### What the exercise asks
Every record below should be retyped exactly, and no picture should appear in the copy.

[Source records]
/---

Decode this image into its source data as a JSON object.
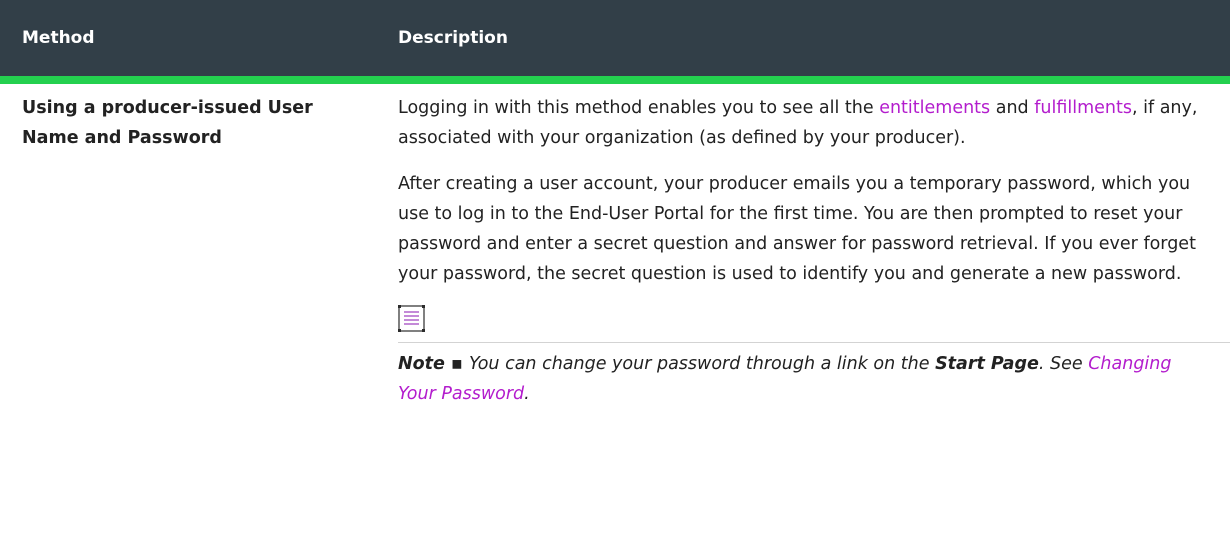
{
  "table": {
    "headers": {
      "method": "Method",
      "description": "Description"
    },
    "row": {
      "method": "Using a producer-issued User Name and Password",
      "para1": {
        "t1": "Logging in with this method enables you to see all the ",
        "link1": "entitlements",
        "t2": " and ",
        "link2": "fulfillments",
        "t3": ", if any, associated with your organization (as defined by your producer)."
      },
      "para2": "After creating a user account, your producer emails you a temporary password, which you use to log in to the End-User Portal for the first time. You are then prompted to reset your password and enter a secret question and answer for password retrieval. If you ever forget your password, the secret question is used to identify you and generate a new password.",
      "note": {
        "icon": "note-icon",
        "label": "Note ▪ ",
        "t1": "You can change your password through a link on the ",
        "bold": "Start Page",
        "t2": ". See ",
        "link": "Changing Your Password",
        "t3": "."
      }
    }
  },
  "colors": {
    "header_bg": "#323f48",
    "header_accent": "#24d04f",
    "link": "#b31dcd"
  }
}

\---

### The completed task
Decode this image into its source data as a JSON object.
{
  "table": {
    "headers": {
      "method": "Method",
      "description": "Description"
    },
    "row": {
      "method": "Using a producer-issued User Name and Password",
      "para1": {
        "t1": "Logging in with this method enables you to see all the ",
        "link1": "entitlements",
        "t2": " and ",
        "link2": "fulfillments",
        "t3": ", if any, associated with your organization (as defined by your producer)."
      },
      "para2": "After creating a user account, your producer emails you a temporary password, which you use to log in to the End-User Portal for the first time. You are then prompted to reset your password and enter a secret question and answer for password retrieval. If you ever forget your password, the secret question is used to identify you and generate a new password.",
      "note": {
        "icon": "note-icon",
        "label": "Note ▪ ",
        "t1": "You can change your password through a link on the ",
        "bold": "Start Page",
        "t2": ". See ",
        "link": "Changing Your Password",
        "t3": "."
      }
    }
  },
  "colors": {
    "header_bg": "#323f48",
    "header_accent": "#24d04f",
    "link": "#b31dcd"
  }
}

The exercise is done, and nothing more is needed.